Trailhead has a long history of providing the ideal canoe for northern river expeditions. Since 1976, the Ottawa-based retail shop has produced their own canoes, used by tour operators on classic expeditions like the Nahanni, Wind and Coppermine rivers.
Trailhead released new designs in April 2016 with new designs, debuting new-to-North-America hull material Armerlite. This durable thermal composite has been used in Europe for a decade in canoes as well as rec and whitewater kayaks.
So, what is Armerlite? It’s composed of interwoven glass fiber and polypropylene plastic. The material is layered in a canoe mold, vacuum bagged and cooked in a large oven where the polypropylene and fiber melt together to create a solid bond. The result feels strong and durable. After our testing we have to agree with Trailhead’s claim that Armerlite is an ideal material for wilderness tripping and river running.
To put the material through its paces we chose a handful of shallow and rocky runs for our brand new and fully outfitted 17-foot Regen. The runs were shallow enough that we spent a fair bit of time bumping along, and even had to jump out to line the boat where we ran aground along sections of particularly skinny water.
The hull held up to our abuse. Subtle surface scratches could be found, but few. Our confidence buoyed, we paddled more aggressively on our second outing.
The only time our testers were concerned was while broaching rocks. From the stern, I could see the the hull flex inward. Given the accompanying crackling sound, several times I thought rocks were going to puncture the hull but we always slid over and away. Still, I expected to find real damage. Flipping the boat over on shore, I was astonished— nothing. No marks at all.
I followed up post-testing with Trailhead Canoe co-owner, Jason Yarrington. “Armerlite will scratch, but the canoe has lots of flex and abrasion resistance because of the polypropylene,” he explains.
Considering Trailhead’s history of providing boats to camps and outfitters, durability is of the utmost importance. “With Armerlite, I’m happy to be selling to that demographic,” adds Yarrington.
Like moths to a flame, the new material caused quite a stir when we found ourselves running the same river as a local paddling club. At the take-out fellow canoeists asked me the question everyone asks nowadays: “What happens when it wraps?”

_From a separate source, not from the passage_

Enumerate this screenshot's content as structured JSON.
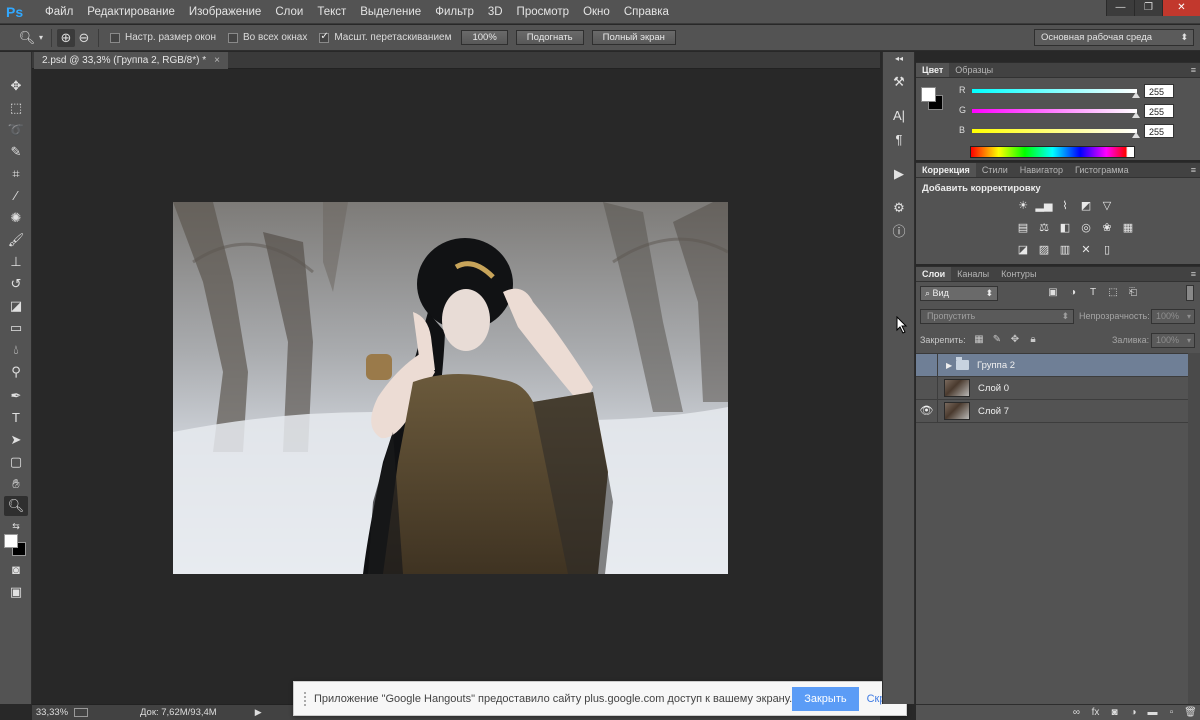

“We had a rental customer wrap one already this year,” says Yarrington. “The bottom of the hull was intact, but the sides did fold and crack. They had a small amount of leaking but were able to finish the trip.”
Offered in 15-, 16- and 17-foot models, the hull of Trailhead’s new Regen series is based on their traditional Prospector design, however its bow and stern take a more modern shape and don’t feature re-curved stems. Our 17-foot tester features just over two inches of rocker, offering a compromise between good tracking on flats and in-current maneuverability.
Named after the German word for rain, Regen, Germany, is also where the hulls are manufactured. After receiving the raw hulls, Trailhead Canoe adds the trim and outfitting. Ours came river-ready with thigh straps and air bags.
Given the 1,200-pound capacity rating on the Regen 17, it’s become a top contender around the Canoeroots office for multi-week expeditions by staff over the summer.
WEIGHT: 69 lbs.
CAPACITY: 1,200 lbs
LEARN MORE: www.trailheadpaddleshack.com
This article was originally published in Canoeroots, Volume 15 • Issue 3. Read this issue.